Does the Location of an Elevator in a Modern Building Matter?
Elevators, when properly positioned, can add aesthetic as well as real estate value to your office complex or commercial building. Consider the fact that elevators are the first thing one looks for when attempting to reach a particular business or person. Elevators connect the line of perceived vision of a visitor from the lobby to the destination. Access to businesses, opportunities, products, or even medical assistance is best achieved through a well-placed elevator system. In that sense, elevators should always be easy to find, to enter, and spend time in.
Elevator Placement Legal Compliance
The Americans with Disabilities Act of 1990 requires that elevators need to be accessible to visitors in a public place. In other words, they have to be visible and easy to reach and get into. They ought not to be too far from the entrance, or in any out-of-the-way place. If your elevator is in an inaccessible part of the building then it will not comply with the minimum ADA standards even if it complies with minimum elevator dimension requirements.
Location of an Elevator in Buildings without one
Elevator design in old buildings, especially ones that never had an elevator to begin with, can be challenging. The elevator engineer will then have to choose a suitable location for the elevator shaft. The shaft should not eat into the space of already existing rooms and it should not clash with the building aesthetics or the integrity of the structure.
However, buildings with large open entrances are quite suitable for elevator systems in the visible façade. Other options for placement of the elevator system include the atrium, and where there is a lack of space, the stairwell itself.
Avoiding Cramped Appearances in Elevator Interior Design
Wherever you choose to install your elevator, care should be taken to give the appearance of space, when designing elevator interiors. The elevator car door width must be a minimum of 36 inches according to the ADA. The width must be at least 68 inches and the depth, at least 51 inches. If your elevator has center-opening doors, then the elevator cab width must be a minimum of 80 inches.
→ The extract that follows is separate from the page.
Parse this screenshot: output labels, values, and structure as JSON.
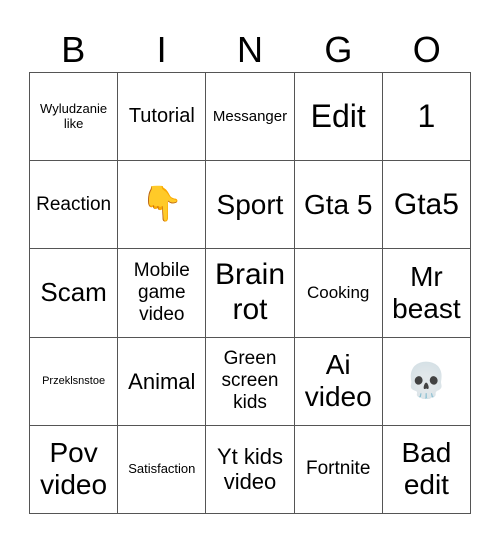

Your elevator cabin must also meet the minimum elevator inspection checklist. These include car buffers, counterweight buffers, overspeed governors, slack-rope devices, and stand-by power operation. Proper documentation needs to be maintained in accordance with local code enforcement.
Elevator Location: Impact on Elevator Lighting and Material
The amount of space available for the elevator shaft typically determines how much lighting is required inside and outside the elevator cabin. Because an elevator system voices your brand if you’re a business, your elevator cabin must be able to project the image you wish people to see. This, in turn, determines the material you use in designing the elevator shell. For example, a steel elevator shell denotes a solid, strong image. A wooden panel may denote a more open structure and flamboyance in character. Lighting and material used also have a symbiotic relationship. Certain quantities and colors of light will look better if a certain texture of material is used in elevator interior design.
Realize your choicest vision for your elevator system by helping professionals design your elevator exteriors, entrance frames, and interiors. Premier Elevator Cabs ensures that you remain with the design think tank at every stage by using 3-D modeled images to let you preview what your elevator cabin will look like before the final installation. You can continue to give your inputs until your vision is realized. Get in touch with a Premier Elevator Cabs Consultant today!